INTERNATIONAL visitors to SA – including backpackers working on farms – can take advantage of a safety campaign developed by SA Police.
Developed in the wake of two serious incidents which involved overseas visitors, the campaign features information about ride-sharing, farm work, travelling in the outback, safe partying and other key information, such as the need to swim between the flags at patrolled beaches.
SAPOL assistant commissioner, Peter Harvey, said police wanted people to stay safe while travelling and recognised that communication and research methods have changed for modern travellers.
- Pacific Labour Scheme expansion welcomed by farmers
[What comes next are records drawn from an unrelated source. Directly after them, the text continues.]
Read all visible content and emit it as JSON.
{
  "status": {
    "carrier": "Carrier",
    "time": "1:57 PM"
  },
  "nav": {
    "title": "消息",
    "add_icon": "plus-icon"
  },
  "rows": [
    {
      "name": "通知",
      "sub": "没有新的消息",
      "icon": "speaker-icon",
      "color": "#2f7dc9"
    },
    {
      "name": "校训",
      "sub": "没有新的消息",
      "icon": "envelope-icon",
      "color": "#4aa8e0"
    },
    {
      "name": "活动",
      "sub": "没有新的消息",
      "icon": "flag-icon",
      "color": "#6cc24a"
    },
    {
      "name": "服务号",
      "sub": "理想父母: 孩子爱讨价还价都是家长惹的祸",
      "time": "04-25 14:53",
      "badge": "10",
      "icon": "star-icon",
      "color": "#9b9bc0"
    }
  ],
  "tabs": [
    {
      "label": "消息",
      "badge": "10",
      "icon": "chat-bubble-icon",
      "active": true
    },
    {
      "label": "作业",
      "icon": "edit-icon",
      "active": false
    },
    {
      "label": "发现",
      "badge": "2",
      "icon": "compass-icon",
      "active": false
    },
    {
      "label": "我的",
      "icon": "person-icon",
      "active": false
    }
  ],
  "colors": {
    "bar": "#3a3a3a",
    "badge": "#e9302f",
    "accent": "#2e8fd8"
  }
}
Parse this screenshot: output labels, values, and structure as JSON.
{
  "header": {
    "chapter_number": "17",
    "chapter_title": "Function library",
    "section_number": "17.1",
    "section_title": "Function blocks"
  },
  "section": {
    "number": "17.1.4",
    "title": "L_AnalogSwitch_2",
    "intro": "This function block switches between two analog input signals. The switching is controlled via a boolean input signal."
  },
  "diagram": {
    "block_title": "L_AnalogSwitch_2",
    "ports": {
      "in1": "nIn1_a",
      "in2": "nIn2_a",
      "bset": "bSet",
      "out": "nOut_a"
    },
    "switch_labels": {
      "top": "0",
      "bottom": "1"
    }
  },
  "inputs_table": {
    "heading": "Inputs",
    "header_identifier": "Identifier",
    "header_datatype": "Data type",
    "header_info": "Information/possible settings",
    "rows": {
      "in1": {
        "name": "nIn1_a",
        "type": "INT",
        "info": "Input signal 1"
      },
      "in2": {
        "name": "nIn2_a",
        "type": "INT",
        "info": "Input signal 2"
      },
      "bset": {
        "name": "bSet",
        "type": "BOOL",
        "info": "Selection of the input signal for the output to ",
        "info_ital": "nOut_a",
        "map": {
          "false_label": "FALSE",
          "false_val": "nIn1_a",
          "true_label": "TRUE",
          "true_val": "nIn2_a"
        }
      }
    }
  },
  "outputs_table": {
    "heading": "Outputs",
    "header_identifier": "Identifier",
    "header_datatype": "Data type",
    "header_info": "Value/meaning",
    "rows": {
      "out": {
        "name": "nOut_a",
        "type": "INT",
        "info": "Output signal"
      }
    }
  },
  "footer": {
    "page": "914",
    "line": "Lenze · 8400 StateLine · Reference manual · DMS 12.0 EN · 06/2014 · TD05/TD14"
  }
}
- Thanks for fruit pick quick-fix, but don’t forget the long game
- Robots will help agriculture labour woes
“Where once people spoke with travel agents and used guide books, now they are getting advice via social media and websites,” he said.
“We want to make sure we are present in these spaces and conversations to help visitors stay safe when travelling in SA.
“The use of humour in our posters, and pocket cards, is intended to highlight just a few simple tips, while our rollout on Facebook, Twitter and Instagram is aimed at creating ‘shareable’ content.
“This is not about scaring people, but about recognising that people no longer ‘thumb a lift’ on the roadside, but rather they find a share ride in the digital space.”
SA Police minister, Corey Wingard, offered his strong support to the initiative noting it provides more information for the public; particular tourists and other visitors, in how to be safe and travel safely throughout SA.
“SA is simply just an amazing place for people to come and enjoy the countless outstanding tourist locations, events and venues on offer,” he said.
“Not everyone has a huge budget when travelling and some tourists will look to ridesharing websites to get around to various locations.
“This initiative provides a range of easy to understand tips on ridesharing, safe partying, travelling in the remote areas of the state, gaining farm work and other useful information.”
Assistant commissioner Harvey said the campaign, which has the support of the Commissioner for Victims’ Rights was not aimed just at backpackers, but a wide range of people who choose to visit SA.
Assistant Commissioner Harvey said it was also important for visitors to know how to contact SAPOL.
“We want them to be familiar with the number – 131 444 – to call for police assistance, while planning a safe trip so they don’t need to use that number,” he said.
- This story first appeared on the Stock Journal.